◆ **Material provided**
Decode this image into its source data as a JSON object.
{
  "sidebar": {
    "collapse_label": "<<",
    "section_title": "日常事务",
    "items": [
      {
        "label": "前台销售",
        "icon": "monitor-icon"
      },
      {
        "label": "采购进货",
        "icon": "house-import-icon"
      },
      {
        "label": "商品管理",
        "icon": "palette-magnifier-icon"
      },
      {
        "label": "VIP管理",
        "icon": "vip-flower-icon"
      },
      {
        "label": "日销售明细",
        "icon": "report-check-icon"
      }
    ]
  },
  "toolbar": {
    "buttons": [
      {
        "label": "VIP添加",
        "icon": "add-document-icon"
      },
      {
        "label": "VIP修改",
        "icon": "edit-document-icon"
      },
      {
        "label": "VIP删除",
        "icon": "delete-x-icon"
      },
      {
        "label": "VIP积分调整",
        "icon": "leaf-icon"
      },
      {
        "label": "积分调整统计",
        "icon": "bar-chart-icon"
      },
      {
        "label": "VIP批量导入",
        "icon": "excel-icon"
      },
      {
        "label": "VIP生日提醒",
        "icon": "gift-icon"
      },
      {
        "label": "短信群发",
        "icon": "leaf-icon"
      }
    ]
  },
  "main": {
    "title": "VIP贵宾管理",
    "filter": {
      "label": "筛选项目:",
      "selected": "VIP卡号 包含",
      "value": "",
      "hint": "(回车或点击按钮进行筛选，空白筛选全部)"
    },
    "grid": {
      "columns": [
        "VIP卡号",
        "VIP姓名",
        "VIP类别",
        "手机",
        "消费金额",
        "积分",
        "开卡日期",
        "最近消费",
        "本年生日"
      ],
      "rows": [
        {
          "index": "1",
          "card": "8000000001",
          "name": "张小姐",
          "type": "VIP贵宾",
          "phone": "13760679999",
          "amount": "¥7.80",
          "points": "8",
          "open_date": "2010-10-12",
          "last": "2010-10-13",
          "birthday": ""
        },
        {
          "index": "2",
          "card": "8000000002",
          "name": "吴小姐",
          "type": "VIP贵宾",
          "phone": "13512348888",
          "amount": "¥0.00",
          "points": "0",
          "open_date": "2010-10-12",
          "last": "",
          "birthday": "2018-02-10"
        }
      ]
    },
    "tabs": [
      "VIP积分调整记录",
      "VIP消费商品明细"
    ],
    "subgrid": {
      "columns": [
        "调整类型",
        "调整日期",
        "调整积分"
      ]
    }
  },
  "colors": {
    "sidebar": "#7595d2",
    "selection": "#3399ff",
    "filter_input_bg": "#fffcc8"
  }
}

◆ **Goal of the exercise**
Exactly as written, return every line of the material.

◆ **Answer space**
Decode this image into its source data as a JSON object.
{
  "sidebar": {
    "collapse_label": "<<",
    "section_title": "日常事务",
    "items": [
      {
        "label": "前台销售",
        "icon": "monitor-icon"
      },
      {
        "label": "采购进货",
        "icon": "house-import-icon"
      },
      {
        "label": "商品管理",
        "icon": "palette-magnifier-icon"
      },
      {
        "label": "VIP管理",
        "icon": "vip-flower-icon"
      },
      {
        "label": "日销售明细",
        "icon": "report-check-icon"
      }
    ]
  },
  "toolbar": {
    "buttons": [
      {
        "label": "VIP添加",
        "icon": "add-document-icon"
      },
      {
        "label": "VIP修改",
        "icon": "edit-document-icon"
      },
      {
        "label": "VIP删除",
        "icon": "delete-x-icon"
      },
      {
        "label": "VIP积分调整",
        "icon": "leaf-icon"
      },
      {
        "label": "积分调整统计",
        "icon": "bar-chart-icon"
      },
      {
        "label": "VIP批量导入",
        "icon": "excel-icon"
      },
      {
        "label": "VIP生日提醒",
        "icon": "gift-icon"
      },
      {
        "label": "短信群发",
        "icon": "leaf-icon"
      }
    ]
  },
  "main": {
    "title": "VIP贵宾管理",
    "filter": {
      "label": "筛选项目:",
      "selected": "VIP卡号 包含",
      "value": "",
      "hint": "(回车或点击按钮进行筛选，空白筛选全部)"
    },
    "grid": {
      "columns": [
        "VIP卡号",
        "VIP姓名",
        "VIP类别",
        "手机",
        "消费金额",
        "积分",
        "开卡日期",
        "最近消费",
        "本年生日"
      ],
      "rows": [
        {
          "index": "1",
          "card": "8000000001",
          "name": "张小姐",
          "type": "VIP贵宾",
          "phone": "13760679999",
          "amount": "¥7.80",
          "points": "8",
          "open_date": "2010-10-12",
          "last": "2010-10-13",
          "birthday": ""
        },
        {
          "index": "2",
          "card": "8000000002",
          "name": "吴小姐",
          "type": "VIP贵宾",
          "phone": "13512348888",
          "amount": "¥0.00",
          "points": "0",
          "open_date": "2010-10-12",
          "last": "",
          "birthday": "2018-02-10"
        }
      ]
    },
    "tabs": [
      "VIP积分调整记录",
      "VIP消费商品明细"
    ],
    "subgrid": {
      "columns": [
        "调整类型",
        "调整日期",
        "调整积分"
      ]
    }
  },
  "colors": {
    "sidebar": "#7595d2",
    "selection": "#3399ff",
    "filter_input_bg": "#fffcc8"
  }
}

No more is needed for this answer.